David Thomas, Conservative candidate for Norwich South at the next election, said: “I think it’s disgraceful that money intended to keep struggling businesses and charities afloat was taken to fund political campaigning. This is taxpayers’ hard-earned money and should be repaid.

“This was not a case of having no money in the account and staff to pay, but a case of taking taxpayers’ money when sitting on nearly half a million pounds of assets.”

Eastern Daily Press: Mike Stonard, leader of Norwich City Council (Image: Brittany Woodman/ Newsquest)Mike Stonard, leader of Norwich City Council (Image: Brittany Woodman/ Newsquest) (Image: Brittany Woodman/ Archant)

Mike Stonard, the current leader of Norwich City Council - who was listed as NLP chair and deputy treasurer in the 2020 statement of accounts - has not responded to requests for comment. 

READ MORE: Norfolk council leader 'liked' hardcore pornography on social media

Nick Williams, the local party treasurer and a former leader at City Hall, and the regional Labour Party also declined to comment.

A spokeswoman for Norwich City Council said: “Following guidance from central government at the time, the city council’s revenues and benefits team proactively reached out to numerous qualifying businesses in Norwich to let them know about the scheme and availability of the £10,000 funding.

"This was an absolute lifeline to so many businesses in the city at the time.

“The Labour Club in Hall Road was an eligible business. They were one of 2,073 small businesses in Norwich that received the grant.

“The grant money awarded to all these businesses does not have to be paid back. To suggest there was anything improper about qualifying businesses receiving one-off government grants is wholly inaccurate.” 



The grants were available for businesses, charities and other organisations with a “rateable value” of up to £15,000.

Larger grants were available for more substantial businesses. 

Norwich Labour Party was not the only political group to take advantage of the grant during the pandemic.

A previous Huffington Post investigation revealed 22 others around the country had done so, including 15 Conservative associations and seven Labour parties.
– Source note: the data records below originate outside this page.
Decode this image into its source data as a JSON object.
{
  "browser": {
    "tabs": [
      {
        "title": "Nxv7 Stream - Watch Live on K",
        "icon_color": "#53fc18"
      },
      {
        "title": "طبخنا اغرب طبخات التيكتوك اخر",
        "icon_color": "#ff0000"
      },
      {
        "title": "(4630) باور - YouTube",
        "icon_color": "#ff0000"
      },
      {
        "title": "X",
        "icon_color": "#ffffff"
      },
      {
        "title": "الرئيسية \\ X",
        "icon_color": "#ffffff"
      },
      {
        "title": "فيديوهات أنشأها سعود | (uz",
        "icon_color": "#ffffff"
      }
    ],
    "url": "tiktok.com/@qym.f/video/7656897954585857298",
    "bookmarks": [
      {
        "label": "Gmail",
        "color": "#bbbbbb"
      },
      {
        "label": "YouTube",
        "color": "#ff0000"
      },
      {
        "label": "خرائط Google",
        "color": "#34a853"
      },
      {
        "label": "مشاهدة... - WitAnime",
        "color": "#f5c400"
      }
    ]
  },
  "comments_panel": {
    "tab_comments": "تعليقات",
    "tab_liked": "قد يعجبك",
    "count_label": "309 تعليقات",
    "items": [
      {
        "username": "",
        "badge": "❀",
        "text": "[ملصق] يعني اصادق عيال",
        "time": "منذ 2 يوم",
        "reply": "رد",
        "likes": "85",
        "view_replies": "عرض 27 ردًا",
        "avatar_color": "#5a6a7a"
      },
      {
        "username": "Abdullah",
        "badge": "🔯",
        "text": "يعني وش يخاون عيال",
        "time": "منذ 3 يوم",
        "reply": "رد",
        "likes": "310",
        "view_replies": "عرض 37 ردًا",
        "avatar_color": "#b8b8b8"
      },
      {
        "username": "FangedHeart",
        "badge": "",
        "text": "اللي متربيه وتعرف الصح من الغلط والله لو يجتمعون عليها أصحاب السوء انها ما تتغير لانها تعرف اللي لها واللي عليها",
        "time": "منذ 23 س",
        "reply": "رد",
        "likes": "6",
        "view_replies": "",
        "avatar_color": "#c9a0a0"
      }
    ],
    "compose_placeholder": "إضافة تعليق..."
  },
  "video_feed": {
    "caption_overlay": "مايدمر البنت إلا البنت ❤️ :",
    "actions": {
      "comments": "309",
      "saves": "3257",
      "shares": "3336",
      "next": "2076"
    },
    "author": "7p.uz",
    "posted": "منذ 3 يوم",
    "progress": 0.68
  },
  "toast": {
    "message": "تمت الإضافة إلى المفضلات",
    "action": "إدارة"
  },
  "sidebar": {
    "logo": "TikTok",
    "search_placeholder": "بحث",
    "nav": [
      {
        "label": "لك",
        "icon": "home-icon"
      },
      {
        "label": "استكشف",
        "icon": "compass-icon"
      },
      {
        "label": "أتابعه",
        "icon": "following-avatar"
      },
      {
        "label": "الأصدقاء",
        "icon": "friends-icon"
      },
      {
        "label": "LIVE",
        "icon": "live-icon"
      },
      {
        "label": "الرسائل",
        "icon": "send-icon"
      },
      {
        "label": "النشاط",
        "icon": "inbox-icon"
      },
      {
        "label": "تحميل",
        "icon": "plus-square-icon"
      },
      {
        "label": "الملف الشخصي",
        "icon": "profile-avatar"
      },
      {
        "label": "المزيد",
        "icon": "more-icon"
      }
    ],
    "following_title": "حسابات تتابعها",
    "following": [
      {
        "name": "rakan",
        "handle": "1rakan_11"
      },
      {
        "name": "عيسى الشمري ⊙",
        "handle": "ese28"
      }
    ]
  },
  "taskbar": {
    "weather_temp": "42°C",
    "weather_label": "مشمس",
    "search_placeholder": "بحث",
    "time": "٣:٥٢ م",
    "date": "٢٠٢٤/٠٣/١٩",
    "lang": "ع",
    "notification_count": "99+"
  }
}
At the time of the investigation, two Tory and one Labour branch had repaid the money.

The investigation did not name the NLP.